Temp is super easy with a thermocouple on a simple DVM. Temp and pressure are related so you kind of get those combined with the MAF reading and the only really important reading is relative number of O2 molecules per volume of gas anyway.

Have you tried a bumper Pool Ball for fit and feel? I think they are smaller than a standard billiard ball. And I see bumper pool stuff at yard sales all the time.

Perhaps using the ECU, MAP sensor, and intake air temperature sensor from a 96 or later Jeep would work for you. You could then read out the numbers using a scanner. I stated Jeep since I believe it uses both those sensors. There may be others also.

I Hope Your “Titleist #1” Isn’t A Pro-V 1That You’re Drilling Holes Through.
What A Waste, Breaks My Heart. Couldn’t You Just Make A Top-Flite Or Max-Fli Work ?



Pvt, I checked into bumper pool balls. They’re smaller that snooler balls, but still too large, and need to be bought as a whole set…$$$$$$$$$

Cougar, that’s in interesting suggestion, but for temp the simplist way is a simple thermocoulpe and DVM, as TT suggested. Trouble is, I got to see what I can borrow. Thermocouples come in a number of different standard couplings, each designed for different temp ranges and putting out its own curve, and the T-couple and DVM need to be a calibrated set.

I did just realize, however, that I have a bunch of old General Aviation aircraft instruments in piles in storage about 100 feet from my office. I’ve need to talk with the guys and see if they have a pressure gage they can loan me.

A MAP reading would be interesting, but I have nothing to compare it to. I can measure an increase in pressure with velocity of the vehicle, I can measure the cavity temperature relatiive to anbient and the underhood temp (and see that the temp in the chamber is actually at ambient, and I’ll have enough to prove that the system is effective.

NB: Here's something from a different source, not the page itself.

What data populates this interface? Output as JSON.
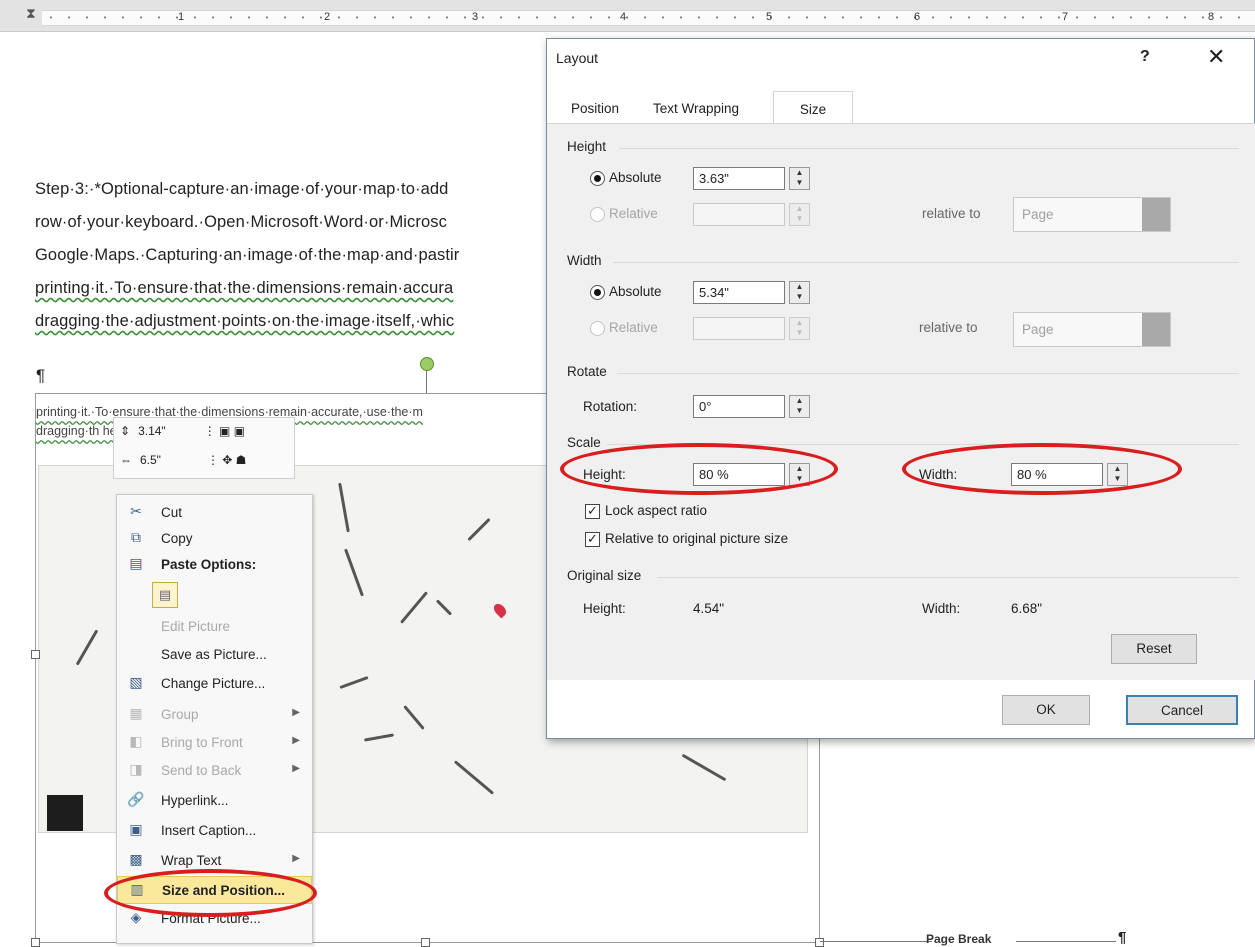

I’m actually confident in the temp. I’ve since wrapped the incoming tube, the air cleaner box, and some of the induction system in heat shield insulation, and after a 50 mile highway day yesterday I felt the air cleaner box and it was still cool.

CSA, it’s just a Titleist #1, in tribute to my dad. Nothin’ but the best.

For the record, I have in my hands a General Aviation Airspeed Indicator. With that I can detect pressure increase and see if I’m actually creating pressure in the chamber.